Twitter Demographics

The data shown below were collected from the profiles of 3 tweeters who shared this research output. Click here to find out more about how the information was compiled.

Mendeley readers

The data shown below were compiled from readership statistics for 39 Mendeley readers of this research output. Click here to see the associated Mendeley record.

Geographical breakdown

Country Count As %
Unknown 39 100%

Demographic breakdown

Readers by professional status Count As %
Student > Ph. D. Student 9 23%
Student > Bachelor 8 21%
Researcher 6 15%
Student > Master 5 13%
Student > Doctoral Student 2 5%
Other 7 18%
Unknown 2 5%
Readers by discipline Count As %
Social Sciences 9 23%
Medicine and Dentistry 8 21%
Business, Management and Accounting 4 10%
Biochemistry, Genetics and Molecular Biology 2 5%
Immunology and Microbiology 2 5%
Other 10 26%
Unknown 4 10%

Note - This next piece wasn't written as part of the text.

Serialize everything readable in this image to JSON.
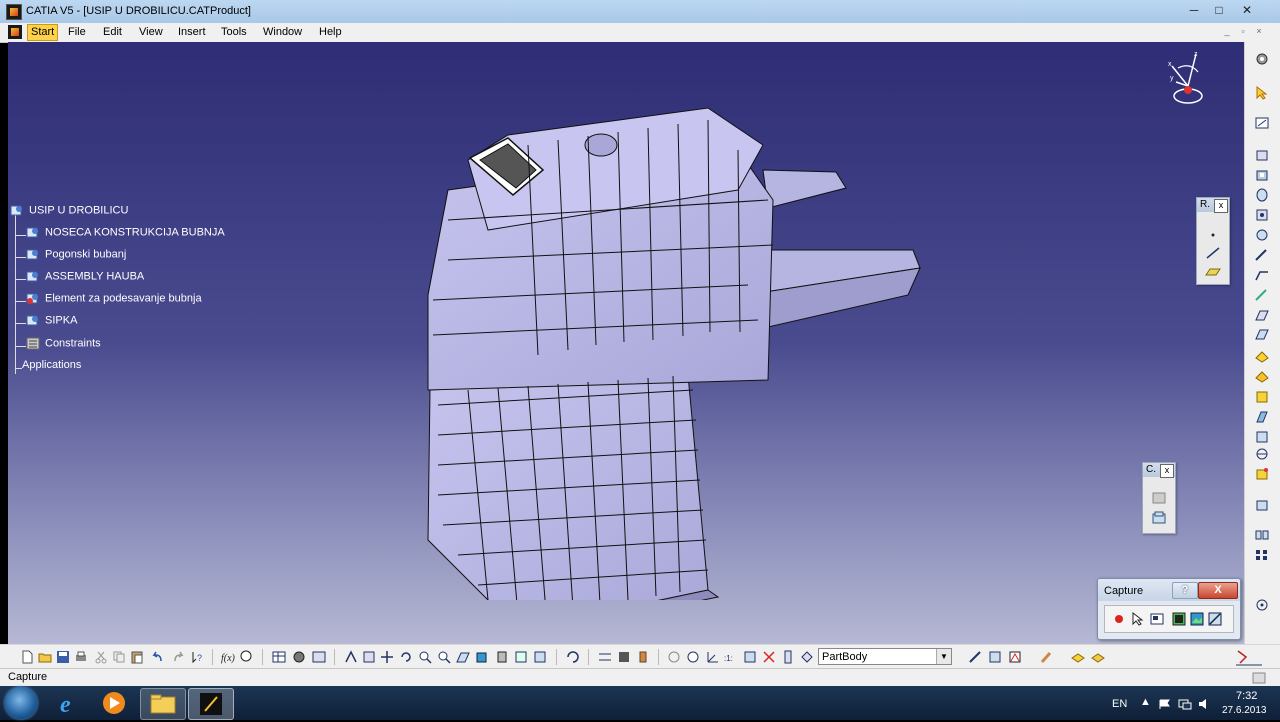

Attention Score in Context

This research output has an Altmetric Attention Score of 3. This is our high-level measure of the quality and quantity of online attention that it has received. This Attention Score, as well as the ranking and number of research outputs shown below, was calculated when the research output was last mentioned on 16 June 2021.
All research outputs
#11,254,415
of 19,734,181 outputs
Outputs from BMC Research Notes
#1,437
of 3,929 outputs
Outputs of similar age
#123,555
of 276,320 outputs
Outputs of similar age from BMC Research Notes
#1
of 1 outputs
Altmetric has tracked 19,734,181 research outputs across all sources so far. This one is in the 42nd percentile – i.e., 42% of other outputs scored the same or lower than it.
So far Altmetric has tracked 3,929 research outputs from this source. They typically receive a little more attention than average, with a mean Attention Score of 5.1. This one has gotten more attention than average, scoring higher than 62% of its peers.
Older research outputs will score higher simply because they've had more time to accumulate mentions. To account for age we can compare this Altmetric Attention Score to the 276,320 tracked outputs that were published within six weeks on either side of this one in any source. This one has gotten more attention than average, scoring higher than 54% of its contemporaries.
We're also able to compare this research output to 1 others from the same source and published within six weeks on either side of this one. This one has scored higher than all of them